--- What to produce ---
Copy each line below without leaving any out.

--- Provided data ---

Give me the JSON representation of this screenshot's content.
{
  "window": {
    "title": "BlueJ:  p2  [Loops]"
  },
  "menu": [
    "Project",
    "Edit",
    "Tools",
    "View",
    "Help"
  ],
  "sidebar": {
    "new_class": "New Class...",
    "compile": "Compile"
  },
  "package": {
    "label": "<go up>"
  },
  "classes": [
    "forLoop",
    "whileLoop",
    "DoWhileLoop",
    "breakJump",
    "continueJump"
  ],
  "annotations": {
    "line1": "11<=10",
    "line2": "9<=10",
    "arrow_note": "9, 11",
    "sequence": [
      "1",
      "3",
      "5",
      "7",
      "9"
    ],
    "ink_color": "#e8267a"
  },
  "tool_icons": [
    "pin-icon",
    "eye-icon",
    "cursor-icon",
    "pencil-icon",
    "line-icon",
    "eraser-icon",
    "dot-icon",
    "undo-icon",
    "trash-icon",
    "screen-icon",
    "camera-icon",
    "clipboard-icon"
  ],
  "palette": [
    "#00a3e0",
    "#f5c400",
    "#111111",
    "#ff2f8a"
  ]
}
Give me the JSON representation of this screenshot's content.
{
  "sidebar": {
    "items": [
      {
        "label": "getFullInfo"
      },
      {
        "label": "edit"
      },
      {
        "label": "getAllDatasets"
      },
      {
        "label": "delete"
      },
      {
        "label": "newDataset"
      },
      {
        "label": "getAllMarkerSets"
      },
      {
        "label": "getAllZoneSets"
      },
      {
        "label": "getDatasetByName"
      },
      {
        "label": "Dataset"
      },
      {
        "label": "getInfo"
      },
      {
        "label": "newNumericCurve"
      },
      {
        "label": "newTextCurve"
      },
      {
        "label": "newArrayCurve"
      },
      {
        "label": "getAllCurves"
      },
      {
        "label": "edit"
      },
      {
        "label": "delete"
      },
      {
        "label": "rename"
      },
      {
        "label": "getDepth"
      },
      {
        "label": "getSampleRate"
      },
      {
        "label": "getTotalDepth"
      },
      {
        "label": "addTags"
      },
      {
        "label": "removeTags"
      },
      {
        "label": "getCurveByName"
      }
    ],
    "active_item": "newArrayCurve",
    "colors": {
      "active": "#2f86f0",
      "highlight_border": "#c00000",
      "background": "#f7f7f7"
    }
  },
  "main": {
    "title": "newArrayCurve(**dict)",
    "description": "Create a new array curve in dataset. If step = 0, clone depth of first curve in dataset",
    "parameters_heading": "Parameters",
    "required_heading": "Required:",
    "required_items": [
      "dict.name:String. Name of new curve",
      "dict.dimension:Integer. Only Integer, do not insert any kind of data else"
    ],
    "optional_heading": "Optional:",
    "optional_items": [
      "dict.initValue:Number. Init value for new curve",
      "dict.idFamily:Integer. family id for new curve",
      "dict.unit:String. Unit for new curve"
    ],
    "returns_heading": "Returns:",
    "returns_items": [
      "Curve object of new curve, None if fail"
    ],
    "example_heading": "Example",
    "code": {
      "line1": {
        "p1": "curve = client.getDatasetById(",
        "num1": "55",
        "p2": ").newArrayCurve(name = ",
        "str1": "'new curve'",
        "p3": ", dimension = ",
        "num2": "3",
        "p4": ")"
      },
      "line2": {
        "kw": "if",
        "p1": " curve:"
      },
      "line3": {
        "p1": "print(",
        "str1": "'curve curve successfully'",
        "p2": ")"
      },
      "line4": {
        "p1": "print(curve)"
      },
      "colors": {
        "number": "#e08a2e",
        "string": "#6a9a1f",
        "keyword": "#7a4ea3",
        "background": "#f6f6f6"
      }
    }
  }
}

--- Answer to this task ---
Give me the JSON representation of this screenshot's content.
{
  "window": {
    "title": "BlueJ:  p2  [Loops]"
  },
  "menu": [
    "Project",
    "Edit",
    "Tools",
    "View",
    "Help"
  ],
  "sidebar": {
    "new_class": "New Class...",
    "compile": "Compile"
  },
  "package": {
    "label": "<go up>"
  },
  "classes": [
    "forLoop",
    "whileLoop",
    "DoWhileLoop",
    "breakJump",
    "continueJump"
  ],
  "annotations": {
    "line1": "11<=10",
    "line2": "9<=10",
    "arrow_note": "9, 11",
    "sequence": [
      "1",
      "3",
      "5",
      "7",
      "9"
    ],
    "ink_color": "#e8267a"
  },
  "tool_icons": [
    "pin-icon",
    "eye-icon",
    "cursor-icon",
    "pencil-icon",
    "line-icon",
    "eraser-icon",
    "dot-icon",
    "undo-icon",
    "trash-icon",
    "screen-icon",
    "camera-icon",
    "clipboard-icon"
  ],
  "palette": [
    "#00a3e0",
    "#f5c400",
    "#111111",
    "#ff2f8a"
  ]
}
Give me the JSON representation of this screenshot's content.
{
  "sidebar": {
    "items": [
      {
        "label": "getFullInfo"
      },
      {
        "label": "edit"
      },
      {
        "label": "getAllDatasets"
      },
      {
        "label": "delete"
      },
      {
        "label": "newDataset"
      },
      {
        "label": "getAllMarkerSets"
      },
      {
        "label": "getAllZoneSets"
      },
      {
        "label": "getDatasetByName"
      },
      {
        "label": "Dataset"
      },
      {
        "label": "getInfo"
      },
      {
        "label": "newNumericCurve"
      },
      {
        "label": "newTextCurve"
      },
      {
        "label": "newArrayCurve"
      },
      {
        "label": "getAllCurves"
      },
      {
        "label": "edit"
      },
      {
        "label": "delete"
      },
      {
        "label": "rename"
      },
      {
        "label": "getDepth"
      },
      {
        "label": "getSampleRate"
      },
      {
        "label": "getTotalDepth"
      },
      {
        "label": "addTags"
      },
      {
        "label": "removeTags"
      },
      {
        "label": "getCurveByName"
      }
    ],
    "active_item": "newArrayCurve",
    "colors": {
      "active": "#2f86f0",
      "highlight_border": "#c00000",
      "background": "#f7f7f7"
    }
  },
  "main": {
    "title": "newArrayCurve(**dict)",
    "description": "Create a new array curve in dataset. If step = 0, clone depth of first curve in dataset",
    "parameters_heading": "Parameters",
    "required_heading": "Required:",
    "required_items": [
      "dict.name:String. Name of new curve",
      "dict.dimension:Integer. Only Integer, do not insert any kind of data else"
    ],
    "optional_heading": "Optional:",
    "optional_items": [
      "dict.initValue:Number. Init value for new curve",
      "dict.idFamily:Integer. family id for new curve",
      "dict.unit:String. Unit for new curve"
    ],
    "returns_heading": "Returns:",
    "returns_items": [
      "Curve object of new curve, None if fail"
    ],
    "example_heading": "Example",
    "code": {
      "line1": {
        "p1": "curve = client.getDatasetById(",
        "num1": "55",
        "p2": ").newArrayCurve(name = ",
        "str1": "'new curve'",
        "p3": ", dimension = ",
        "num2": "3",
        "p4": ")"
      },
      "line2": {
        "kw": "if",
        "p1": " curve:"
      },
      "line3": {
        "p1": "print(",
        "str1": "'curve curve successfully'",
        "p2": ")"
      },
      "line4": {
        "p1": "print(curve)"
      },
      "colors": {
        "number": "#e08a2e",
        "string": "#6a9a1f",
        "keyword": "#7a4ea3",
        "background": "#f6f6f6"
      }
    }
  }
}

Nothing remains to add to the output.